Schutz3 asserts that lower levels of truth include withholding (e.g., silence) or name-calling. An example of this might be addressing a colleague who is always late for a meeting by saying, “You’re late and you are so irresponsible.” Higher levels of truth-telling include expressing how the other’s behavior impacts oneself—and expressing one’s own contribution to the tension. An example of this would be, “When you are consistently late for our staff meetings, I feel annoyed, yet I haven’t brought this up because I feel disrespected and I wonder if the real reason for your lateness is that you don’t value our time together.”
In congregations, once the dynamic of blaming or name-calling is interrupted, a broader ownership and responsibility for change often can begin.
Getting through the agenda of a board meeting often can become more important than hearing different perspectives and integrating those differences into a constructive response. When “getting through the agenda” becomes the priority, the conversations that should take place in the meeting often take place elsewhere.
Yvonne Agazarian4, in her work on systems-centered therapy, says there are several inappropriate ways in which people tend to respond when differences occur: by rejecting or not taking the other person’s view seriously, by accepting the other person’s view by acknowledging it—but at arm’s length, or by joining or supporting the other person’s view with personal passion or involvement.
Differences within congregations can be most transformative when the differences can be allowed without excluding those who disagree. When someone goes out on a limb to state a differing opinion or experience at a board meeting, a common tendency is to see the opinion as aberrant even when it isn’t. A skilled facilitator will often ask, “Does anyone else have a similar feeling or thought?” It is often the case that someone else does. Then, as a board begins to grapple with different opinions, creative solutions can arise from what otherwise would have been sidestepped—for the sake of “getting through” the agenda.
“Divided No More”
Parker Palmer has pointed out that many of our organizations, including religious organizations, may prompt us to live “divided lives”:
Inwardly we feel one sort of imperative for our lives, but outwardly we respond to quite another. This is the human condition, of course; our inner and outer worlds will never be in perfect harmony. But there are extremes of dividedness that become intolerable, and when the tension snaps inside of this person, then that person, and then another, a movement may be underway.5
The example that Palmer points out is Rosa Parks’ decision on a particular day in Alabama in 1955 that she would sit at the front of the bus. Her decision to be “divided no more” provided a spark to a movement for civil rights. As Palmer points out:
The decision to stop leading a divided life is less a strategy for altering other people’s values than an uprising of the elemental need for one’s own values to come to the fore. The power of a movement lies less in attacking some enemy’s untruth than in naming and claiming a truth of one’s own.6
Likewise in congregations, the more we, as lay or professional religious leaders, can practice telling our own truth and encouraging others to do the same, the more we can create a climate in our congregations of truth-telling that can truly liberate, that can truly “set us free.”

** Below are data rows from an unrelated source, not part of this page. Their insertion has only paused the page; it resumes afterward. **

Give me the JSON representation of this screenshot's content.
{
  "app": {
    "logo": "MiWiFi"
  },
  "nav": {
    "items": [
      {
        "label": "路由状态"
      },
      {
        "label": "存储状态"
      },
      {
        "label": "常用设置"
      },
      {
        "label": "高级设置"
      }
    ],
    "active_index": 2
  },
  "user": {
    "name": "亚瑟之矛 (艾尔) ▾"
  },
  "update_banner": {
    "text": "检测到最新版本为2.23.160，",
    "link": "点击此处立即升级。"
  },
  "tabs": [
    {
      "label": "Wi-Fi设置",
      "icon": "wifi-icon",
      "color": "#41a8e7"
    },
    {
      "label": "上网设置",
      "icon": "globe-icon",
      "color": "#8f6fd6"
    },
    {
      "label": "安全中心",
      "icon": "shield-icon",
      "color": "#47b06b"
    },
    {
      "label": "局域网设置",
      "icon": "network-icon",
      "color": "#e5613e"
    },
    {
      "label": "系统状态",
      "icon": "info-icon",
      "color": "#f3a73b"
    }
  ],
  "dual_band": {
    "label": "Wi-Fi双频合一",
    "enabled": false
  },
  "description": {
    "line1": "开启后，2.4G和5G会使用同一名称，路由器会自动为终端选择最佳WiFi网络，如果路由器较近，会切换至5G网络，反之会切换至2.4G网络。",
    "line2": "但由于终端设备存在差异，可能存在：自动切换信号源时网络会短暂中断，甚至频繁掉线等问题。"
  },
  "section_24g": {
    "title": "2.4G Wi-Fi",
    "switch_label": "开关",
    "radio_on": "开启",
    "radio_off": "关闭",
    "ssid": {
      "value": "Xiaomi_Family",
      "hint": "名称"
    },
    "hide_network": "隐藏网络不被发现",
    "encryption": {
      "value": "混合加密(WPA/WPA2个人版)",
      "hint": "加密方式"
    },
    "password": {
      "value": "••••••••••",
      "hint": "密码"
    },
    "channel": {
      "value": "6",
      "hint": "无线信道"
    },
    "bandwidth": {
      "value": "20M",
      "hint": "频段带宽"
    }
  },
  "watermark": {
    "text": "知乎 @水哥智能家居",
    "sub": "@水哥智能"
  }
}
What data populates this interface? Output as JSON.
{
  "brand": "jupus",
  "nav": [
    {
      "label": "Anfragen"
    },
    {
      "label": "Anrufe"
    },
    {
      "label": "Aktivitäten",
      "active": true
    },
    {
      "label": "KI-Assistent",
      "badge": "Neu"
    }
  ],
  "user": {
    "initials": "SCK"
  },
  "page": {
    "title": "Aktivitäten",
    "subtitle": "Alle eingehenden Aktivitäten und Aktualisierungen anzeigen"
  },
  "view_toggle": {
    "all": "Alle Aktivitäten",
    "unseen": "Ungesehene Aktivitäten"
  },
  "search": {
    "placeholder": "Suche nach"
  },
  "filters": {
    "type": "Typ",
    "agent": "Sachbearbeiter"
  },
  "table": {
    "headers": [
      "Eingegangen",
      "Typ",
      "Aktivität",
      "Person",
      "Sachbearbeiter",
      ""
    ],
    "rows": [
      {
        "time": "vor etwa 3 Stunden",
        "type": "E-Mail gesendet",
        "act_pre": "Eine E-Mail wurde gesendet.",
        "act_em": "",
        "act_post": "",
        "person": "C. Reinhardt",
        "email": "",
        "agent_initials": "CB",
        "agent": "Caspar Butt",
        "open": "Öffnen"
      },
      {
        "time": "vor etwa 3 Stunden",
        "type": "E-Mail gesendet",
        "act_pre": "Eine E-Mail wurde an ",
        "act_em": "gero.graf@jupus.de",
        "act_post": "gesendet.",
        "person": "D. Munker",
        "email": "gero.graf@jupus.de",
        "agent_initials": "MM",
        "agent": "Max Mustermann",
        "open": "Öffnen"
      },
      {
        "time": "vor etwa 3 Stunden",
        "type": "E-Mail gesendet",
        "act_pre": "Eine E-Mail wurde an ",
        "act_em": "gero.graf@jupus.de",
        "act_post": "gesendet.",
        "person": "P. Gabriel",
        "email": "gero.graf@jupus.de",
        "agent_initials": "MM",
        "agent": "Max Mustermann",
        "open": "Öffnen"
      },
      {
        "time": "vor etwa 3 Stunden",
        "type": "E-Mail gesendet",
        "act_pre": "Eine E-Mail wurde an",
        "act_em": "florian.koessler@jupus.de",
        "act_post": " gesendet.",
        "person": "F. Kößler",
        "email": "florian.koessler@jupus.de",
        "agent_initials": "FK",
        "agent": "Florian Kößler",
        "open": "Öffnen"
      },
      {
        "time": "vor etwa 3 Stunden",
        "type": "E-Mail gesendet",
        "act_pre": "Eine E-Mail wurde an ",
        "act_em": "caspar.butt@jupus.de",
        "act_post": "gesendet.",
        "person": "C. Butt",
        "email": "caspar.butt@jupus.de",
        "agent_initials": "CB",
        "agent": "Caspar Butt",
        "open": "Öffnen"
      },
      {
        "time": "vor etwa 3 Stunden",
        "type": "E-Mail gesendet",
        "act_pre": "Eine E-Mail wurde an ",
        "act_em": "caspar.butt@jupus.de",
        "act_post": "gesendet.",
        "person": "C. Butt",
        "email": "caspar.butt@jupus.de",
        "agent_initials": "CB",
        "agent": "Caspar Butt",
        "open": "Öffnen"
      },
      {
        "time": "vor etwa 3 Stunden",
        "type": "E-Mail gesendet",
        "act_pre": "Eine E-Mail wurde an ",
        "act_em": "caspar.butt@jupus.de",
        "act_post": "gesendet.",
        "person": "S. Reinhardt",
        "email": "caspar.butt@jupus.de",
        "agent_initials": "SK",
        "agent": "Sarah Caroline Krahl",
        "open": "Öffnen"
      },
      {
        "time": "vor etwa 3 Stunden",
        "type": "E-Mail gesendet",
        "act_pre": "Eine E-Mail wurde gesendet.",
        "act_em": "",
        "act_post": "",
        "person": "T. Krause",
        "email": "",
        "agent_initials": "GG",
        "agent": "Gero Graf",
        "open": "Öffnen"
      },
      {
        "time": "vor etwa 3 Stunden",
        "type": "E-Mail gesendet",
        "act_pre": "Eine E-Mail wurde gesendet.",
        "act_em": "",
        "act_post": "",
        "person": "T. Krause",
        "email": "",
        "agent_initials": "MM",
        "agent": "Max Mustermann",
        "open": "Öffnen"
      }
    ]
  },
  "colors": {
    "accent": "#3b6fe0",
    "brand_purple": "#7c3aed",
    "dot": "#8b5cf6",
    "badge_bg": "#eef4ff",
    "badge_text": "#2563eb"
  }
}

1. Jean Stairs, Listening for the Soul: Pastoral Care and Spiritual Direction (Minneapolis: Fortress Press, 2000), 15.
2. Will Schutz, The Truth Option (Berkeley: Berkeley Press, 1984) and The Human Element.
3. Will Schutz, The Human Element, 60–61.
4. Yvonne Agazarian, Systems-Centered Therapy for Groups. (New York: The Guilford Press, 1997), 56–59.
5. Parker Palmer, “Divided No More: A Movement Approach to Educational Reform,” Change (Mar/Apr 1992): 11.